NASA approved the use of refractive surgery for astronauts a decade ago based on the safety and efficacy demonstrated through independent studies by the military, “emphasizing improved functional vision in austere environments,” he said.
“With absolutely no industry-based financial incentive for such approvals, the civilian population contemplating refractive surgery can make rational decisions based on facts and data demonstrating overwhelming safety and efficacy, rather than being distracted by anecdote and hyperbole that is oftentimes propagated through social media, which seeks to denigrate the reputation of modern refractive surgery. I am honored to have been a part of the rich legacy of refractive surgery research in the U.S. military and take pride in the accomplishments of the current programs which continue the important work of independent verification and validation of the safety and efficacy of modern refractive surgery,” he said. – by Robert Linnehan
- Barnes SD. The unique difficulty of reintroducing LASIK in a surface-friendly world: Is LASIK really better than PRK? Presented at: Hawaiian Eye; Jan. 14-20, 2017; Koloa, Hawaii.
- Naval Medical Center San Diego performs first refractive surgery of its kind in the Navy. http://www.navy.mil/submit/display.asp?story_id=99779. Published April 7, 2017. Accessed May 15, 2017.
- Sia RK, et al. J Refract Surg. 2014;doi:10.3928/1081597X-20140320-04.
- Tanzer DJ. What laser vision correction means to the military. Presented at: FDA Ophthalmic Devices Panel hearing; April 2008.
- Torres MF. Update on small incision lenticule extraction (SMILE). Presented at: American Society of Cataract and Refractive Surgery annual meeting; May 5-9, 2017; Los Angeles.
- For more information:
- John P. Berdahl, MD, can be reached at Vance Thompson Vision, 3101 W. 57th St., Sioux Falls, SD 57108; email: firstname.lastname@example.org.
- Cmdr. John B. Cason, MD, can be reached at Naval Medical Center San Diego, 34800 Bob Wilson Drive, San Diego, CA 92134; email: email@example.com.
- Gregory D. Parkhurst, MD, FACS, can be reached at Parkhurst NuVision, 9725 Datapoint Drive, Suite 200, San Antonio, TX 78229; email: firstname.lastname@example.org.
- Steven C. Schallhorn, MD, can be reached at Gordon Schanzlin New Vision Institute, 8910 University Center Lane, Suite 800, San Diego, CA 92122; email: email@example.com.

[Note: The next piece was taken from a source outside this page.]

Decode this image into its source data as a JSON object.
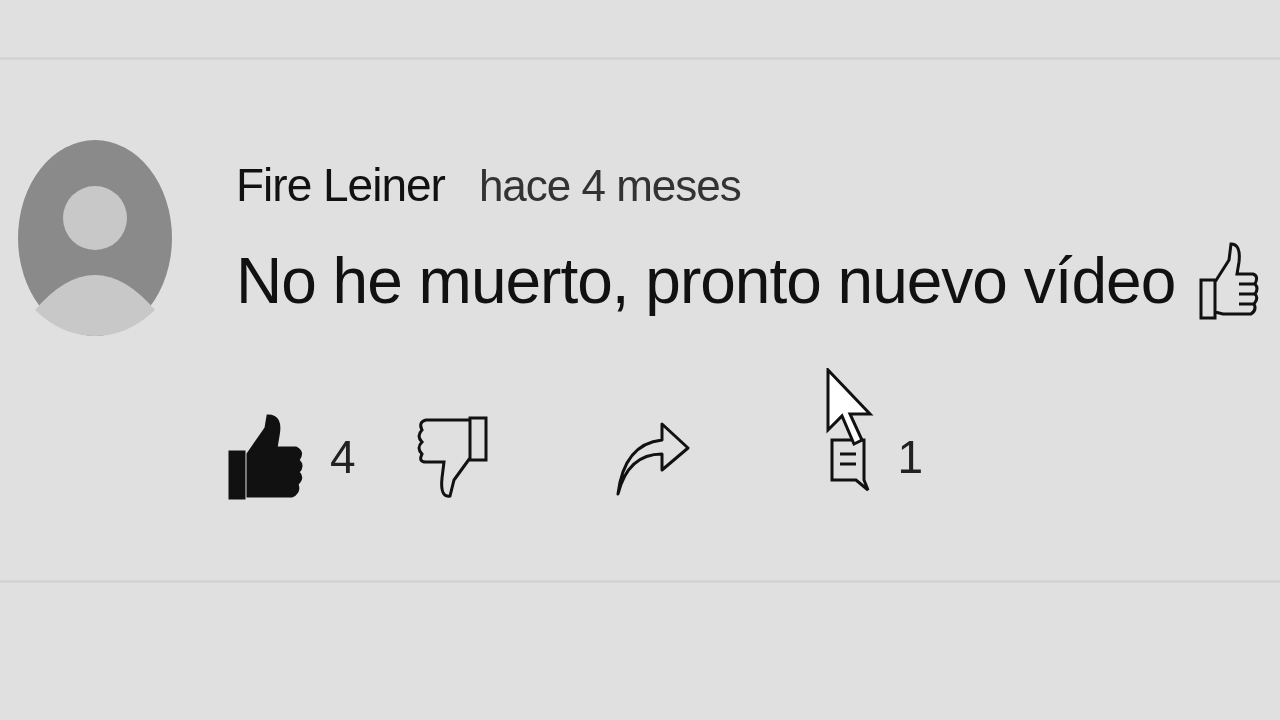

- David J. Tanzer, MD, can be reached at email: firstname.lastname@example.org.
Disclosures: Berdahl reports he is a consultant for AMO, Alcon and Carl Zeiss Meditec. Cason reports his views are his own and do not necessarily reflect the official policy or position of the Department of the Navy, the Department of Defense or the U.S. government. Parkhurst reports he is a consultant for Carl Zeiss Meditec, STAAR Surgical, Alcon and Johnson & Johnson. Schallhorn reports he is the chief medical officer of Carl Zeiss Meditec. Tanzer reports no relevant financial disclosures.

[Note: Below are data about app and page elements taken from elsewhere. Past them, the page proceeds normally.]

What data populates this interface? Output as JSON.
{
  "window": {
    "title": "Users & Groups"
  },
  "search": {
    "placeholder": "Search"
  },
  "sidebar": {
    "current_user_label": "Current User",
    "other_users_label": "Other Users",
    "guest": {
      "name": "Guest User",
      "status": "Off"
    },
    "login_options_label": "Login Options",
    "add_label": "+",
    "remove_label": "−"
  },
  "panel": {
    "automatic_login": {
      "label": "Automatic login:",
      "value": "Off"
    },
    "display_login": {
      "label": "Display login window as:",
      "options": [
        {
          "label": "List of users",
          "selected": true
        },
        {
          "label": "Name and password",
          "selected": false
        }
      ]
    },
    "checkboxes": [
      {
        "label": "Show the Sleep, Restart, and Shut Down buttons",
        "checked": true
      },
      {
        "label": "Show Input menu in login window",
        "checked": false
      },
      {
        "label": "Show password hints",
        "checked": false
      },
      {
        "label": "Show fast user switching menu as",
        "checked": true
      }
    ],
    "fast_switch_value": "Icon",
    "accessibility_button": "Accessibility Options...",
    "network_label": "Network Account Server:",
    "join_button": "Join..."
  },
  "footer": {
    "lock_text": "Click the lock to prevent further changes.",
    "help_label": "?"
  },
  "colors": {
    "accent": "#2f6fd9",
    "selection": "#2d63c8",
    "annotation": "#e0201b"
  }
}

Click here to read the , "Do you believe another refractive surgery procedure will overtake PRK in terms of popularity for military members?"